PollDaddy launches pro service, reporting tools
PollDaddy goes pro, and pro users get to remove the PollDaddy branding, effectively turning the service into a white-labeled solution.
Today PollDaddy is launching a new line of pro services for users looking to get a little more from their polls than the average Joe. There are two new tiers, which run at $20 and $99 a month respectively. Pro users get to remove the PollDaddy branding, effectively turning the service into a white-labeled solution. They can also get support over the phone, as well as a sizable increase on response caps up to 1,000 and 10,000 responses, which for free account holders is limited to just 100.
The real hook, however, is the new set of reporting tools that let you see where your voters are coming from and can detect fraudulent votes by IP address and cookie manipulation. For anyone who's looking to use a service like this for something important, you're going to want this capability as it can deter gaming and help keep your operation legit. As an added security measure, you can also now opt to keep responses confidential.

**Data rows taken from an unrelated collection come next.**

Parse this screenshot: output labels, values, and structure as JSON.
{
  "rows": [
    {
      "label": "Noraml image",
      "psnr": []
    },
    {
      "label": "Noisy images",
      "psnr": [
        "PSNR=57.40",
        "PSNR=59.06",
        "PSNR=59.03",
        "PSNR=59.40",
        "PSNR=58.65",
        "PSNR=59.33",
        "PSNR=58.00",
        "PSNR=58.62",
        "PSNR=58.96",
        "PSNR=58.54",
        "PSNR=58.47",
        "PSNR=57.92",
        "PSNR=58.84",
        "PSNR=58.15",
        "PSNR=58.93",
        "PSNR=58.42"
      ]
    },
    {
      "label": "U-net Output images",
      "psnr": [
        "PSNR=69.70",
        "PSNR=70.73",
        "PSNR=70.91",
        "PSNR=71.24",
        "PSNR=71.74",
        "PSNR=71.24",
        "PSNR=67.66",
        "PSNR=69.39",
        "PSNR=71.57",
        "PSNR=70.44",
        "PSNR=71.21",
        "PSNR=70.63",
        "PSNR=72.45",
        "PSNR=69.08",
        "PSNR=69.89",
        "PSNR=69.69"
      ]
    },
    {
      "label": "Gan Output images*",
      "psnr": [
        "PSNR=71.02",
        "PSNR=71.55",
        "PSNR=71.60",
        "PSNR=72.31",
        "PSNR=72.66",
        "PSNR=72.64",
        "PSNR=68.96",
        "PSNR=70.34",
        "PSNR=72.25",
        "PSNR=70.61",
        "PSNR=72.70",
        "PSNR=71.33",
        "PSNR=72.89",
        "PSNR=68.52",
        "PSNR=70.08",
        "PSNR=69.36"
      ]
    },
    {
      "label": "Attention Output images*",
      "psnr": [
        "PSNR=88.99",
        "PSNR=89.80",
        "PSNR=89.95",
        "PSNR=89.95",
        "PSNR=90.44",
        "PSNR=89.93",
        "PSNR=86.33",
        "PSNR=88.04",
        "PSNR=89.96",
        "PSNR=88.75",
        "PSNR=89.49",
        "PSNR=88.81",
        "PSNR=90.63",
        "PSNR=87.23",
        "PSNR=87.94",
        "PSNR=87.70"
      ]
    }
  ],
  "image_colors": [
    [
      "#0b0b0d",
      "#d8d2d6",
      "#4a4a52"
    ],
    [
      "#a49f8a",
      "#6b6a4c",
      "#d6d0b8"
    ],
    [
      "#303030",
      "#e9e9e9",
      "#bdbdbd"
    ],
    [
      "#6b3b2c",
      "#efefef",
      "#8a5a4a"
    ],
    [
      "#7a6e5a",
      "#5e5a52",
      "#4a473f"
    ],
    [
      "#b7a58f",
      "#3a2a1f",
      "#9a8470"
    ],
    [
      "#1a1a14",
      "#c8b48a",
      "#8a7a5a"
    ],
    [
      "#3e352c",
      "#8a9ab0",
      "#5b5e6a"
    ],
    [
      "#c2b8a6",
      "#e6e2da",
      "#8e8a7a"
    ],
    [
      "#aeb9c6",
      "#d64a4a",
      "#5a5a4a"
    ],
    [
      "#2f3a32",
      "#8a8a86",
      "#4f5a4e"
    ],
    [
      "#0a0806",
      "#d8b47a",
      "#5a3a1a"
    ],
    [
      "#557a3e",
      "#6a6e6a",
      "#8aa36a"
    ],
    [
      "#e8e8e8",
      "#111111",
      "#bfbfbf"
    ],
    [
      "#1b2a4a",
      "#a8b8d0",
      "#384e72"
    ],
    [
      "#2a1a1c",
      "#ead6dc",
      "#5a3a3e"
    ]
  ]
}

In addition to the new pro accounts, free users are getting a slight bump in their service as well. Free accounts now get three times as many answers than before (now 100 up from 30). There are also new formats to view tracked data, including XML and CSV exporting along with an RSS feed you can subscribe to so you can watch the data as it comes in.
While we've never done a hands-on with the service here on Webware (despite them being a Webware 100 award winner), the premise is fairly simple. Users can create Web polls that can be embedded on any blog or Web site. Everything is set up to be extremely easy to use, to the point where you really don't need to know any HTML or coding to put together fairly complex, multipart polls and surveys. The service originally started out as a widget to put on your blog or social-networking profile, but with the launch of their pro accounts, it's clear they're trying to take things to the next step and offer something with a higher degree of control.